Work item: Leaving out the pictures, reproduce each record exactly and in full.

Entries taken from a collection
------
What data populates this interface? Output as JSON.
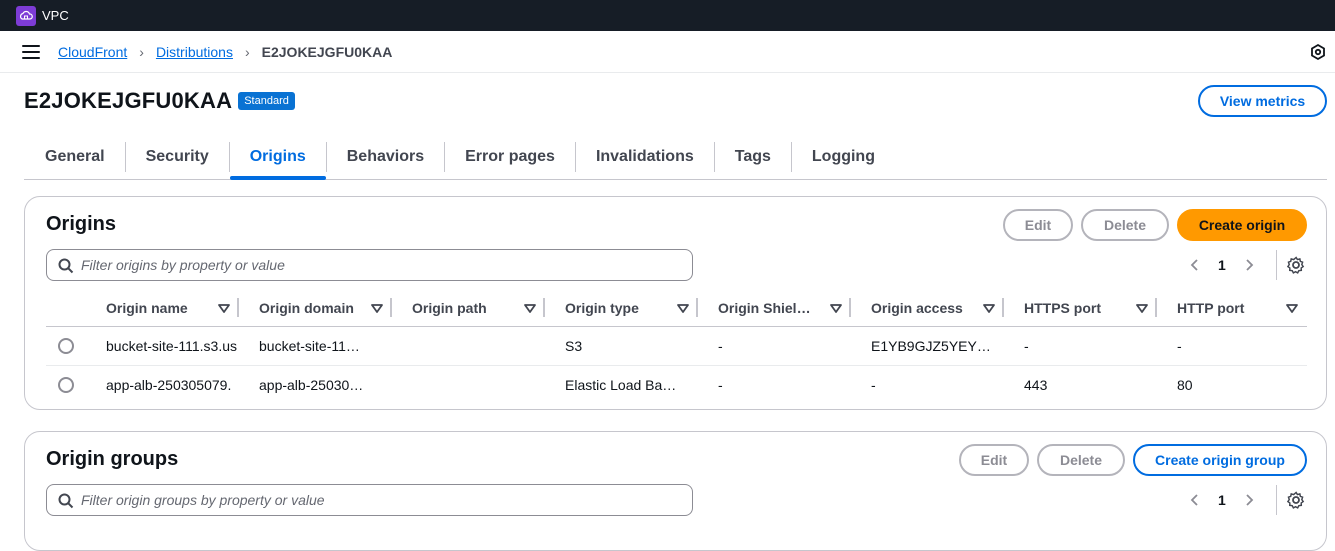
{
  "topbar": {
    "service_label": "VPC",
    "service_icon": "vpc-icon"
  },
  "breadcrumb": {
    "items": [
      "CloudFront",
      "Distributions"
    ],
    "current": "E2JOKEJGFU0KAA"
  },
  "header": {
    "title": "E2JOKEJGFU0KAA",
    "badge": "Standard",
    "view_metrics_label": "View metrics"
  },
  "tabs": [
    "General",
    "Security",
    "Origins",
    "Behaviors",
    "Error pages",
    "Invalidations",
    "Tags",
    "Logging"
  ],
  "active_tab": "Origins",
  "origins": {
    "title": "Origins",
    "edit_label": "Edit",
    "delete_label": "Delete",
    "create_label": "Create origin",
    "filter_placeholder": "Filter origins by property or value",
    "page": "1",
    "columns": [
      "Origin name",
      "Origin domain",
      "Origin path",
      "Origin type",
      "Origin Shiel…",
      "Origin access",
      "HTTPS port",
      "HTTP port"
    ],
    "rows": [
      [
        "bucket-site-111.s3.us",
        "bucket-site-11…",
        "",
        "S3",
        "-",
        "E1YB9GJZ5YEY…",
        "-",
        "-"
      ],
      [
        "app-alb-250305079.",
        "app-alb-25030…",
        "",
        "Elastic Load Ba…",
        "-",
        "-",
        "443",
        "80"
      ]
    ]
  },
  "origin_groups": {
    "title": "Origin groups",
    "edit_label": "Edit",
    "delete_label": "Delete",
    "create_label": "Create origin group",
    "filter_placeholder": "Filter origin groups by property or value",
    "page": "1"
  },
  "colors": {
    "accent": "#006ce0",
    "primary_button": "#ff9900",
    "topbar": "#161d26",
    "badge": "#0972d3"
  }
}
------
Solution:
What data populates this interface? Output as JSON.
{
  "topbar": {
    "service_label": "VPC",
    "service_icon": "vpc-icon"
  },
  "breadcrumb": {
    "items": [
      "CloudFront",
      "Distributions"
    ],
    "current": "E2JOKEJGFU0KAA"
  },
  "header": {
    "title": "E2JOKEJGFU0KAA",
    "badge": "Standard",
    "view_metrics_label": "View metrics"
  },
  "tabs": [
    "General",
    "Security",
    "Origins",
    "Behaviors",
    "Error pages",
    "Invalidations",
    "Tags",
    "Logging"
  ],
  "active_tab": "Origins",
  "origins": {
    "title": "Origins",
    "edit_label": "Edit",
    "delete_label": "Delete",
    "create_label": "Create origin",
    "filter_placeholder": "Filter origins by property or value",
    "page": "1",
    "columns": [
      "Origin name",
      "Origin domain",
      "Origin path",
      "Origin type",
      "Origin Shiel…",
      "Origin access",
      "HTTPS port",
      "HTTP port"
    ],
    "rows": [
      [
        "bucket-site-111.s3.us",
        "bucket-site-11…",
        "",
        "S3",
        "-",
        "E1YB9GJZ5YEY…",
        "-",
        "-"
      ],
      [
        "app-alb-250305079.",
        "app-alb-25030…",
        "",
        "Elastic Load Ba…",
        "-",
        "-",
        "443",
        "80"
      ]
    ]
  },
  "origin_groups": {
    "title": "Origin groups",
    "edit_label": "Edit",
    "delete_label": "Delete",
    "create_label": "Create origin group",
    "filter_placeholder": "Filter origin groups by property or value",
    "page": "1"
  },
  "colors": {
    "accent": "#006ce0",
    "primary_button": "#ff9900",
    "topbar": "#161d26",
    "badge": "#0972d3"
  }
}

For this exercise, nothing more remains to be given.